ANOTHER single-digit fall in public housing resale prices next year would still be manageable and "a very good development", Minister for National Development Khaw Boon Wan said on Monday.
It is a level people can accept and a balance between keeping homes affordable for homebuyers and preserving the asset values of home owners.
Mr Khaw said this to reporters at the handover of the fifth completed block at the new Waterway Woodcress build-to-order (BTO) project. This also marks the Housing & Development Board (HDB) meeting its target of 28,000 new flats for 2014 - a record in recent years.
HDB resale prices as at Q3 2014 have fallen 6.1 per cent year on year. Mr Khaw said he would be worried if prices fell double digits in 2015 - what he termed "drastic corrections" which historically only happened in response to major external shocks such as the Asian financial crisis, the Sars outbreak, or the global financial crisis in the recent decade. HDB resale prices are widely seen as providing the baseline for mass market private home prices.
Lee Nai Jia, associate director of research at DTZ, believes a double-digit decline is unlikely, given that the Ministry of National Development (MND) is cutting its launch of new flats to 16,900 next year, from the 22,400 it launched this year.
The scaling back was because "we can't carry on like this and there is no necessity to carry on like this", said Mr Khaw, referring to the huge supply resulting from the ramp-up in BTO building activity since 2011.
Dr Lee said: "Besides BTO supply, the government also has quite a few tools to moderate the fall in prices on the demand side, such as subsidies, increasing the income ceiling, and relaxing of restrictions on singles buying public housing."
Other analysts also see the reduction of BTO supply as a sign that the government is preparing to slow the decline in HDB resale prices, creating something like a "soft landing".
Mr Khaw also broached the possibility of lifting some of the temporary property cooling measures, which most analysts take to mean buyer's and seller's taxes. "When the temperature becomes warmer, we have to adjust. Question is: when do you do that and how do you do that? So those are obviously issues for consideration next year," he said.
Knight Frank Singapore executive chairman Tan Tiong Cheng said: "As much as I think cooling measures have served their purpose, sometimes you can't just pull the brakes and hope the thing will stop in time. So it's good to look at the intended or unintended effects of the measures, and review whether some of them should be moderated."
But Mr Khaw made it quite clear that the total debt servicing ratio (TDSR) framework, which caps borrowers' total monthly debt repayments at 60 per cent of their gross monthly income, will stay.
The Monetary Authority of Singapore had similarly indicated when it introduced the framework in June 2013 that the TDSR was "structural in nature and meant for the long term". That said, the loan-to-valuation limits for housing loans are not permanent and will be reviewed according to market conditions.
While recognising the TDSR as a healthy rule that encourages prudence, the market has also singled it out as the tool having the most impact on property buying sentiment.
"I think TDSR is not a wrong framework.
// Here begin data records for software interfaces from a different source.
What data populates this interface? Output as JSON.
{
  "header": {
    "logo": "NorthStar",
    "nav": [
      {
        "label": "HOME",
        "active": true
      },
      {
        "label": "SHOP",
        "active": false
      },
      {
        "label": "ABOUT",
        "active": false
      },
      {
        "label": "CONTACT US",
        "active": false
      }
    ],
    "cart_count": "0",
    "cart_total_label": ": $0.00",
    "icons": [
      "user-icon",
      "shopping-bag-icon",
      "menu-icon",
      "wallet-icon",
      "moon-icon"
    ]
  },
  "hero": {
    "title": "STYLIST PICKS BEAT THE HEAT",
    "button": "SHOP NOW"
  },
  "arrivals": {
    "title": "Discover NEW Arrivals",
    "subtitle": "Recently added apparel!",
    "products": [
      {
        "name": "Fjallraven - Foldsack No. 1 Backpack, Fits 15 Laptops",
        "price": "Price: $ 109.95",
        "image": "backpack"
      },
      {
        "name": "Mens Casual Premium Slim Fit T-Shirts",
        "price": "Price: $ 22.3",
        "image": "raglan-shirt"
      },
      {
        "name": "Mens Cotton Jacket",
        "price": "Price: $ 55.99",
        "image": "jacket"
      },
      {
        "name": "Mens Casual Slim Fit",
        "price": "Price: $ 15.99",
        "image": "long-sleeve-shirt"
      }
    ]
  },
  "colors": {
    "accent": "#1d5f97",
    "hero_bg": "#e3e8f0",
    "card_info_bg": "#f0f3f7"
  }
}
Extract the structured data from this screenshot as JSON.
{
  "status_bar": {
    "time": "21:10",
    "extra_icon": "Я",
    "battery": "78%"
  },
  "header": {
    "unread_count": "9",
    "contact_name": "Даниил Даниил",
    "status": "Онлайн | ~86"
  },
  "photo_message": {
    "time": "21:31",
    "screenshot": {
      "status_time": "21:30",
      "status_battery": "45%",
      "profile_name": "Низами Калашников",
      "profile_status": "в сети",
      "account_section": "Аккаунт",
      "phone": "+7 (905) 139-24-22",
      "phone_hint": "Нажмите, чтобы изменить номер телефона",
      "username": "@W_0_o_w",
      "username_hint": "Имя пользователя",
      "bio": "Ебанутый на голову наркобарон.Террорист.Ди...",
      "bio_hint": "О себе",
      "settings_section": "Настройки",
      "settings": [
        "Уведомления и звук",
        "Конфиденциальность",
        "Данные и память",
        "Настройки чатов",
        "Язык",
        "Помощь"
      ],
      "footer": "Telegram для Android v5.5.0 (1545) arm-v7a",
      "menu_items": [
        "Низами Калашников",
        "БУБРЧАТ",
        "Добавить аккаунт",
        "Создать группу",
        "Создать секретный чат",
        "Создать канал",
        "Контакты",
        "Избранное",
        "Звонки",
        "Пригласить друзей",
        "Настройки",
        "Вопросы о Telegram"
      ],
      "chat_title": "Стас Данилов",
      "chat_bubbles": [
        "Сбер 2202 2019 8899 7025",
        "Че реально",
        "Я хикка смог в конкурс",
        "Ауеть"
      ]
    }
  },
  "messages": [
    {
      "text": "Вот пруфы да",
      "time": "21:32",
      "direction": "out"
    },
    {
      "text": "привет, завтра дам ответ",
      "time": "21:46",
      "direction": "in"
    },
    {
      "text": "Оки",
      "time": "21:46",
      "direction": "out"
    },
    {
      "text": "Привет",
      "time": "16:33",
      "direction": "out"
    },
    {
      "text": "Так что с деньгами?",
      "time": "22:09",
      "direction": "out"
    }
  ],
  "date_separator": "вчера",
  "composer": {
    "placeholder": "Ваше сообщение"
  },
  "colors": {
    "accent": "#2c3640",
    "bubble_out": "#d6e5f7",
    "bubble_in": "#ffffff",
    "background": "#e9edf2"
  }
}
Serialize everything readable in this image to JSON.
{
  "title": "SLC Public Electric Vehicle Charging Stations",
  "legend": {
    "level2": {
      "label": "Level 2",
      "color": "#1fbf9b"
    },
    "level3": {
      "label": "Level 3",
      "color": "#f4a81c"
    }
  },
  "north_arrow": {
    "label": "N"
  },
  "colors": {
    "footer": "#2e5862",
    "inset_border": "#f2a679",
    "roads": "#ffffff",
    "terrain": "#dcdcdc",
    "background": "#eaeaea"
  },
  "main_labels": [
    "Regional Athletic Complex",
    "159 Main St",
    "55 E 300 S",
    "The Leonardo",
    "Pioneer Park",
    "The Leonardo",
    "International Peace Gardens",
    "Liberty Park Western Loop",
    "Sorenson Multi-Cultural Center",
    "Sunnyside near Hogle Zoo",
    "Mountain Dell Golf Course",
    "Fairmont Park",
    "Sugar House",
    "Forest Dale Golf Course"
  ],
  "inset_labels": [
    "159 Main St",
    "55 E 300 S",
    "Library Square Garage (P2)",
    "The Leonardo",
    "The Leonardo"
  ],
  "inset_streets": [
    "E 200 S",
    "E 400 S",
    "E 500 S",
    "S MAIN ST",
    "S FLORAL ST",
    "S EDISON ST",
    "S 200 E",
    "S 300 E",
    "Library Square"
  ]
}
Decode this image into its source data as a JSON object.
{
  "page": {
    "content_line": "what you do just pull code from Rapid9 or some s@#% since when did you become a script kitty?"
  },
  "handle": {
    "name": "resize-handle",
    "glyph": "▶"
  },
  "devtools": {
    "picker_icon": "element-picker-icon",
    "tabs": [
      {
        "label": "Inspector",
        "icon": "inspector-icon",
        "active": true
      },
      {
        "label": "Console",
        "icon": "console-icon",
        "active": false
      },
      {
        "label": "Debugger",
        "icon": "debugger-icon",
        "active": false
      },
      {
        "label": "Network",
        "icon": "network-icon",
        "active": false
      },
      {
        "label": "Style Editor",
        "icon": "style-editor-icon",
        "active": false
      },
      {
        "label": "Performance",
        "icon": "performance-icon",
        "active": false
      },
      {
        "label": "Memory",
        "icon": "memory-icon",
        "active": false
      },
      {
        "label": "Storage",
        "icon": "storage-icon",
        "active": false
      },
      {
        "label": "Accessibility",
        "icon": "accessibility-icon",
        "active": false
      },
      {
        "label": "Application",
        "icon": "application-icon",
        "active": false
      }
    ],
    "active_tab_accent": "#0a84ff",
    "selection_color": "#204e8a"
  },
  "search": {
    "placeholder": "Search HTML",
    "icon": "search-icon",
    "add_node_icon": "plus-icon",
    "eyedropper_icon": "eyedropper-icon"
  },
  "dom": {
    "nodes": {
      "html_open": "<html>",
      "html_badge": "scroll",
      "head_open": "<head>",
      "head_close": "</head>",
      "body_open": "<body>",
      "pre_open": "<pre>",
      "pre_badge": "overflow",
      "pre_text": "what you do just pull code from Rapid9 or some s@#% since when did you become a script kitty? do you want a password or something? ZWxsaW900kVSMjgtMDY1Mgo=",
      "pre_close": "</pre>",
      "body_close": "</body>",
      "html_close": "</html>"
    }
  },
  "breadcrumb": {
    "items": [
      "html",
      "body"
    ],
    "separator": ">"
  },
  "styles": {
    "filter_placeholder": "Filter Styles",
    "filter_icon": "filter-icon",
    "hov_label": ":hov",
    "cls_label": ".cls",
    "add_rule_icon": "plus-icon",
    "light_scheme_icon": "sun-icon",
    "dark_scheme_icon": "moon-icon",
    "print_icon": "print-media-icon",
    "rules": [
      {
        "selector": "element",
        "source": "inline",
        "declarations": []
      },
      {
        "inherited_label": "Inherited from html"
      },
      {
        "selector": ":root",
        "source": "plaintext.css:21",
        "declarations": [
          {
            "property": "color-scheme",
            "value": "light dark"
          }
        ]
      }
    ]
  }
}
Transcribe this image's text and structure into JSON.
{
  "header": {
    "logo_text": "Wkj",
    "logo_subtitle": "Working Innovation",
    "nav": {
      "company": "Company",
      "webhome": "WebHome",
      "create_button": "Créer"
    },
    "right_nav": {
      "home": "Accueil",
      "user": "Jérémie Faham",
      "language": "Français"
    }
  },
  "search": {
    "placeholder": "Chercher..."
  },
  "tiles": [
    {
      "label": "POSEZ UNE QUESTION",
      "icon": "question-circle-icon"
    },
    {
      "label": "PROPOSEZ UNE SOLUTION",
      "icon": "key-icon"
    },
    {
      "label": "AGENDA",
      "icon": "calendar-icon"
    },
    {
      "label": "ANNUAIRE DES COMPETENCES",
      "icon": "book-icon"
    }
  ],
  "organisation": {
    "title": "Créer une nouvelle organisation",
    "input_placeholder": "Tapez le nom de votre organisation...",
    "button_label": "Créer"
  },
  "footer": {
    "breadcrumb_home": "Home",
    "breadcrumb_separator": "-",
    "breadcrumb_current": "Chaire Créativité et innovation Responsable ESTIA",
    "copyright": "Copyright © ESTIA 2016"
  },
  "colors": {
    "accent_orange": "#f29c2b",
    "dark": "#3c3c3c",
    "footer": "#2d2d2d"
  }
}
In fact it's a good framework which now several other central banks are also taking note of and some have already implemented their own versions," Mr Khaw said.
Earlier this month, for instance, Australia's prudential regulator asked banks to limit growth in home loans to investors to 10 per cent a year, and said it will step up overseeing of mortgages amid surging house prices in Sydney and Melbourne.
But DTZ's Dr Lee believes that any review of loan-to-valuation limits in the short term is unlikely, even if interest rates increase next year because, at 72 per cent, Singapore's proportion of housing debt to GDP is still rather high.
Taking stock of his term, Mr Khaw said he had taken a very decisive step to shift the market's balance between buyers and sellers when he joined MND three years ago. "At that time, it was a little bit too predominantly a sellers' market. Now the balance is shifting (to a buyer's market) and we expect it to continue to shift next year. I don't think it has stabilised yet," he said. Greater stability may come next year.
Having cleared the first-timer backlog of demand for new flats, Mr Khaw said his focus in 2015 will be on singles and low-income families who cannot yet afford flats and are renting. The MND will also refine its policies to meet the housing needs of married couples hoping to live with or close to their parents, as well as seniors who want to monetise their large flats.